The Surprising Reason People Want to Quit Their Jobs
One in three professionals say their top work goal for 2020 is to find a new job.
It’s the end of January, a time when many people are still clinging to their New Year’s resolutions. And when it comes to work, that resolution is this: to leave their current job.
Nearly one-third of professionals say their top work resolution in 2020 is to find a new job, according to a new Korn Ferry survey. Perhaps most surprising, they’re not looking for more money or better title: the biggest reason for searching is a lack of a fit between corporate culture and their own values.
To be sure, the discontent may reflect the timing of the survey. “The beginning of the year is a time of change,” says Susan Snyder, a Korn Ferry senior client partner and leader of the firm’s North America Organizational Strategy team. But she says it also reflects how important company culture—which encompasses nearly all aspects of the office environment, including pay, workforce diversity, work scheduling, and even dress codes—has become today.

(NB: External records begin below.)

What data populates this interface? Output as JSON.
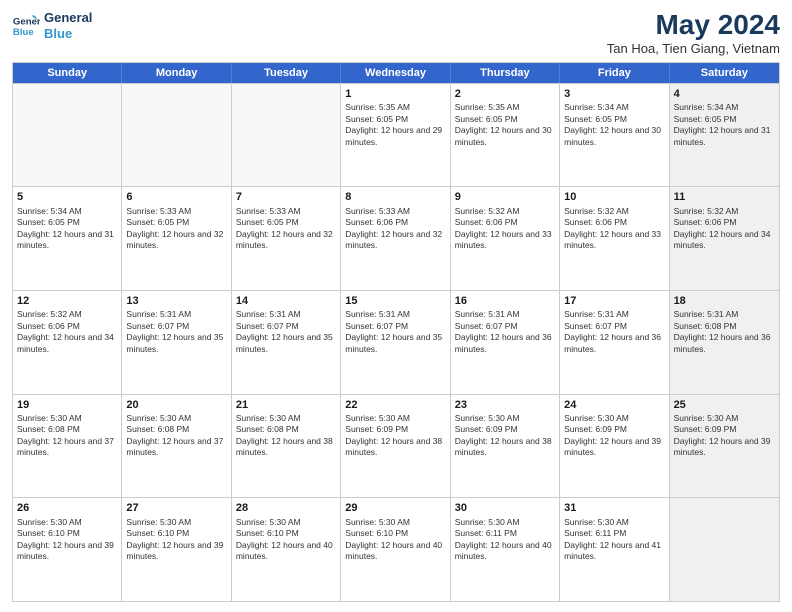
{
  "logo": {
    "line1": "General",
    "line2": "Blue"
  },
  "title": {
    "month_year": "May 2024",
    "location": "Tan Hoa, Tien Giang, Vietnam"
  },
  "days_of_week": [
    "Sunday",
    "Monday",
    "Tuesday",
    "Wednesday",
    "Thursday",
    "Friday",
    "Saturday"
  ],
  "rows": [
    [
      {
        "day": "",
        "empty": true
      },
      {
        "day": "",
        "empty": true
      },
      {
        "day": "",
        "empty": true
      },
      {
        "day": "1",
        "sunrise": "Sunrise: 5:35 AM",
        "sunset": "Sunset: 6:05 PM",
        "daylight": "Daylight: 12 hours and 29 minutes."
      },
      {
        "day": "2",
        "sunrise": "Sunrise: 5:35 AM",
        "sunset": "Sunset: 6:05 PM",
        "daylight": "Daylight: 12 hours and 30 minutes."
      },
      {
        "day": "3",
        "sunrise": "Sunrise: 5:34 AM",
        "sunset": "Sunset: 6:05 PM",
        "daylight": "Daylight: 12 hours and 30 minutes."
      },
      {
        "day": "4",
        "sunrise": "Sunrise: 5:34 AM",
        "sunset": "Sunset: 6:05 PM",
        "daylight": "Daylight: 12 hours and 31 minutes.",
        "shaded": true
      }
    ],
    [
      {
        "day": "5",
        "sunrise": "Sunrise: 5:34 AM",
        "sunset": "Sunset: 6:05 PM",
        "daylight": "Daylight: 12 hours and 31 minutes."
      },
      {
        "day": "6",
        "sunrise": "Sunrise: 5:33 AM",
        "sunset": "Sunset: 6:05 PM",
        "daylight": "Daylight: 12 hours and 32 minutes."
      },
      {
        "day": "7",
        "sunrise": "Sunrise: 5:33 AM",
        "sunset": "Sunset: 6:05 PM",
        "daylight": "Daylight: 12 hours and 32 minutes."
      },
      {
        "day": "8",
        "sunrise": "Sunrise: 5:33 AM",
        "sunset": "Sunset: 6:06 PM",
        "daylight": "Daylight: 12 hours and 32 minutes."
      },
      {
        "day": "9",
        "sunrise": "Sunrise: 5:32 AM",
        "sunset": "Sunset: 6:06 PM",
        "daylight": "Daylight: 12 hours and 33 minutes."
      },
      {
        "day": "10",
        "sunrise": "Sunrise: 5:32 AM",
        "sunset": "Sunset: 6:06 PM",
        "daylight": "Daylight: 12 hours and 33 minutes."
      },
      {
        "day": "11",
        "sunrise": "Sunrise: 5:32 AM",
        "sunset": "Sunset: 6:06 PM",
        "daylight": "Daylight: 12 hours and 34 minutes.",
        "shaded": true
      }
    ],
    [
      {
        "day": "12",
        "sunrise": "Sunrise: 5:32 AM",
        "sunset": "Sunset: 6:06 PM",
        "daylight": "Daylight: 12 hours and 34 minutes."
      },
      {
        "day": "13",
        "sunrise": "Sunrise: 5:31 AM",
        "sunset": "Sunset: 6:07 PM",
        "daylight": "Daylight: 12 hours and 35 minutes."
      },
      {
        "day": "14",
        "sunrise": "Sunrise: 5:31 AM",
        "sunset": "Sunset: 6:07 PM",
        "daylight": "Daylight: 12 hours and 35 minutes."
      },
      {
        "day": "15",
        "sunrise": "Sunrise: 5:31 AM",
        "sunset": "Sunset: 6:07 PM",
        "daylight": "Daylight: 12 hours and 35 minutes."
      },
      {
        "day": "16",
        "sunrise": "Sunrise: 5:31 AM",
        "sunset": "Sunset: 6:07 PM",
        "daylight": "Daylight: 12 hours and 36 minutes."
      },
      {
        "day": "17",
        "sunrise": "Sunrise: 5:31 AM",
        "sunset": "Sunset: 6:07 PM",
        "daylight": "Daylight: 12 hours and 36 minutes."
      },
      {
        "day": "18",
        "sunrise": "Sunrise: 5:31 AM",
        "sunset": "Sunset: 6:08 PM",
        "daylight": "Daylight: 12 hours and 36 minutes.",
        "shaded": true
      }
    ],
    [
      {
        "day": "19",
        "sunrise": "Sunrise: 5:30 AM",
        "sunset": "Sunset: 6:08 PM",
        "daylight": "Daylight: 12 hours and 37 minutes."
      },
      {
        "day": "20",
        "sunrise": "Sunrise: 5:30 AM",
        "sunset": "Sunset: 6:08 PM",
        "daylight": "Daylight: 12 hours and 37 minutes."
      },
      {
        "day": "21",
        "sunrise": "Sunrise: 5:30 AM",
        "sunset": "Sunset: 6:08 PM",
        "daylight": "Daylight: 12 hours and 38 minutes."
      },
      {
        "day": "22",
        "sunrise": "Sunrise: 5:30 AM",
        "sunset": "Sunset: 6:09 PM",
        "daylight": "Daylight: 12 hours and 38 minutes."
      },
      {
        "day": "23",
        "sunrise": "Sunrise: 5:30 AM",
        "sunset": "Sunset: 6:09 PM",
        "daylight": "Daylight: 12 hours and 38 minutes."
      },
      {
        "day": "24",
        "sunrise": "Sunrise: 5:30 AM",
        "sunset": "Sunset: 6:09 PM",
        "daylight": "Daylight: 12 hours and 39 minutes."
      },
      {
        "day": "25",
        "sunrise": "Sunrise: 5:30 AM",
        "sunset": "Sunset: 6:09 PM",
        "daylight": "Daylight: 12 hours and 39 minutes.",
        "shaded": true
      }
    ],
    [
      {
        "day": "26",
        "sunrise": "Sunrise: 5:30 AM",
        "sunset": "Sunset: 6:10 PM",
        "daylight": "Daylight: 12 hours and 39 minutes."
      },
      {
        "day": "27",
        "sunrise": "Sunrise: 5:30 AM",
        "sunset": "Sunset: 6:10 PM",
        "daylight": "Daylight: 12 hours and 39 minutes."
      },
      {
        "day": "28",
        "sunrise": "Sunrise: 5:30 AM",
        "sunset": "Sunset: 6:10 PM",
        "daylight": "Daylight: 12 hours and 40 minutes."
      },
      {
        "day": "29",
        "sunrise": "Sunrise: 5:30 AM",
        "sunset": "Sunset: 6:10 PM",
        "daylight": "Daylight: 12 hours and 40 minutes."
      },
      {
        "day": "30",
        "sunrise": "Sunrise: 5:30 AM",
        "sunset": "Sunset: 6:11 PM",
        "daylight": "Daylight: 12 hours and 40 minutes."
      },
      {
        "day": "31",
        "sunrise": "Sunrise: 5:30 AM",
        "sunset": "Sunset: 6:11 PM",
        "daylight": "Daylight: 12 hours and 41 minutes."
      },
      {
        "day": "",
        "empty": true,
        "shaded": true
      }
    ]
  ]
}
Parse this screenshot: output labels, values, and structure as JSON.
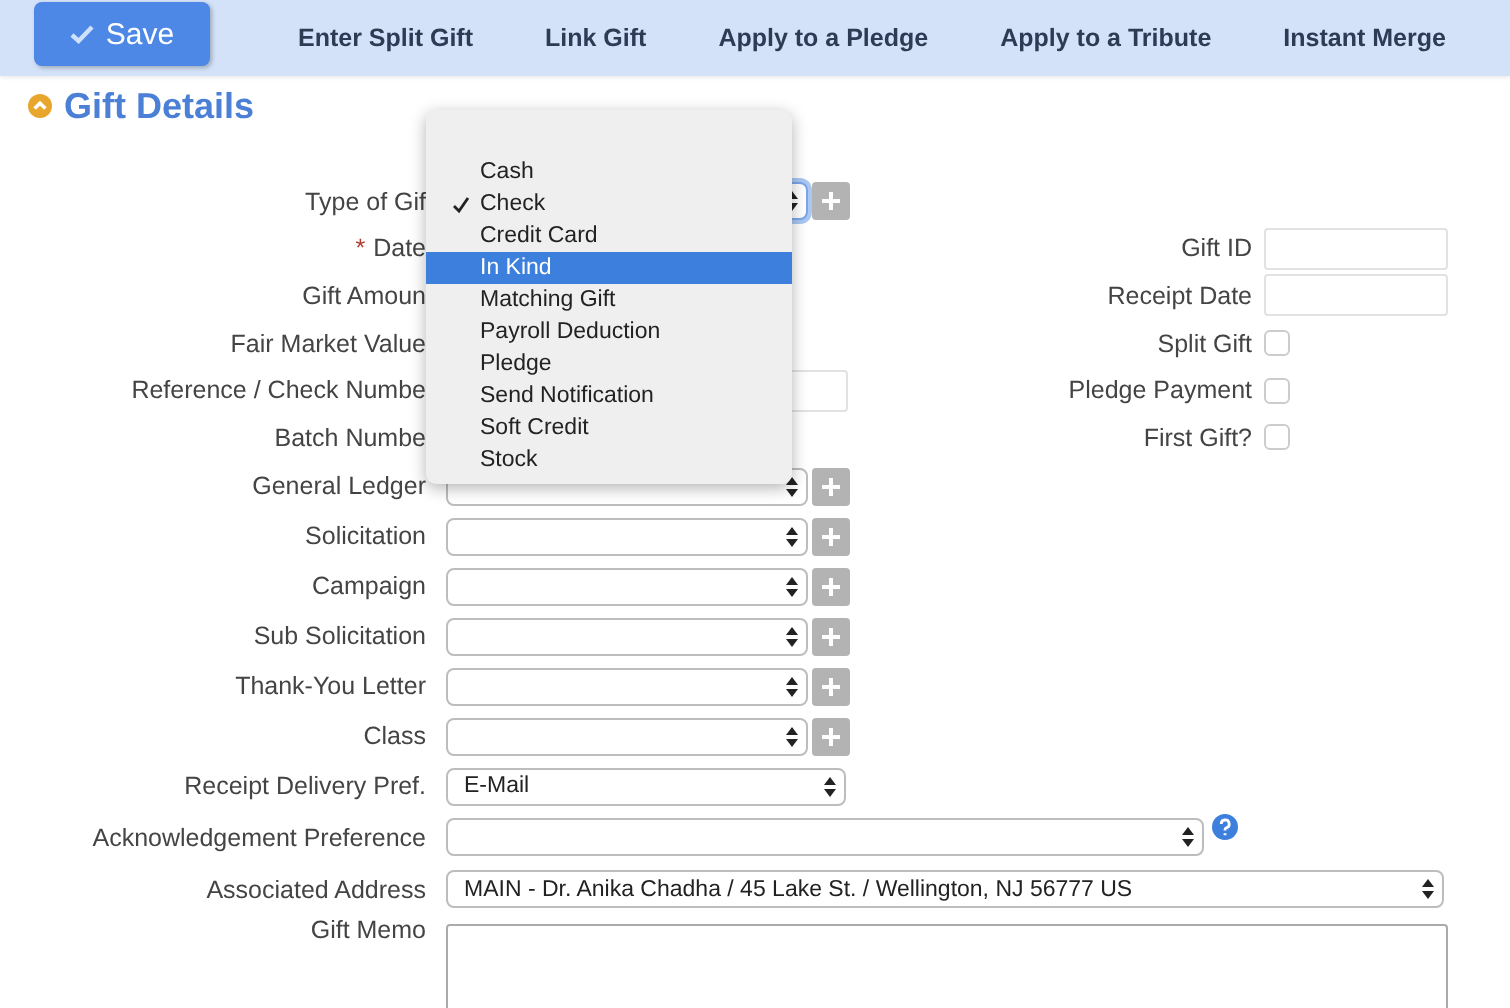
{
  "toolbar": {
    "save": "Save",
    "actions": [
      "Enter Split Gift",
      "Link Gift",
      "Apply to a Pledge",
      "Apply to a Tribute",
      "Instant Merge"
    ]
  },
  "section": {
    "title": "Gift Details",
    "expanded": true
  },
  "fields": [
    {
      "label": "Type of Gif",
      "kind": "select_add",
      "focused": true
    },
    {
      "label": "Date",
      "required_mark": "*",
      "kind": "covered"
    },
    {
      "label": "Gift Amoun",
      "kind": "covered"
    },
    {
      "label": "Fair Market Value",
      "kind": "covered"
    },
    {
      "label": "Reference / Check Numbe",
      "kind": "text"
    },
    {
      "label": "Batch Numbe",
      "kind": "covered"
    },
    {
      "label": "General Ledger",
      "kind": "select_add"
    },
    {
      "label": "Solicitation",
      "kind": "select_add"
    },
    {
      "label": "Campaign",
      "kind": "select_add"
    },
    {
      "label": "Sub Solicitation",
      "kind": "select_add"
    },
    {
      "label": "Thank-You Letter",
      "kind": "select_add"
    },
    {
      "label": "Class",
      "kind": "select_add"
    },
    {
      "label": "Receipt Delivery Pref.",
      "kind": "select",
      "value": "E-Mail"
    },
    {
      "label": "Acknowledgement Preference",
      "kind": "select_wide",
      "help": true
    },
    {
      "label": "Associated Address",
      "kind": "select_full",
      "value": "MAIN - Dr. Anika Chadha / 45 Lake St. / Wellington, NJ 56777 US"
    },
    {
      "label": "Gift Memo",
      "kind": "textarea"
    }
  ],
  "right_fields": [
    {
      "label": "Gift ID",
      "kind": "text"
    },
    {
      "label": "Receipt Date",
      "kind": "text"
    },
    {
      "label": "Split Gift",
      "kind": "checkbox",
      "checked": false
    },
    {
      "label": "Pledge Payment",
      "kind": "checkbox",
      "checked": false
    },
    {
      "label": "First Gift?",
      "kind": "checkbox",
      "checked": false
    }
  ],
  "type_menu": {
    "options": [
      {
        "label": "Cash",
        "checked": false,
        "selected": false
      },
      {
        "label": "Check",
        "checked": true,
        "selected": false
      },
      {
        "label": "Credit Card",
        "checked": false,
        "selected": false
      },
      {
        "label": "In Kind",
        "checked": false,
        "selected": true
      },
      {
        "label": "Matching Gift",
        "checked": false,
        "selected": false
      },
      {
        "label": "Payroll Deduction",
        "checked": false,
        "selected": false
      },
      {
        "label": "Pledge",
        "checked": false,
        "selected": false
      },
      {
        "label": "Send Notification",
        "checked": false,
        "selected": false
      },
      {
        "label": "Soft Credit",
        "checked": false,
        "selected": false
      },
      {
        "label": "Stock",
        "checked": false,
        "selected": false
      }
    ]
  }
}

At many companies, employees find there’s a lot of talk about creating a better culture, but little action. Some firms tell their employees that they are going to improve a culture and then don’t, which is worse than doing nothing at all, says Jennifer Streitwieser, a Korn Ferry associate client partner who specializes in engagement and culture. And even some firms that are very good at learning from employees aren’t so good at actually telling those same employees that the culture will change thanks to their input. “You can’t just say you have it, but you can’t just have it, either. It’s the connecting the dots that’s really critical,” Streitwieser says.
So, what would keep people on? According to the survey, one solution may be for companies to give employees more chances to advance their careers, take on tougher work challenges, or both. Forty-one percent of people said that “creating a greater impact or making a difference” was their top work resolution. And even among the ones who want to leave, nearly a quarter of them, 23%, said that the reason they want to go is that they are bored.
In a different question, 28% said that getting assigned to a more challenging, high-profile project would most improve their opportunities to advance at their current employer. “This survey clearly shows that many professionals are not only up for a challenge but value it as a way to demonstrate they are making a difference in the world,” says Dennis Baltzley, Korn Ferry’s global solution leader in leadership development.
Fewer than 10% said that other traditional work-related aspirations, such as getting a raise, earning a promotion, or achieving a better work-life balance, was at the top of their New Year wish list.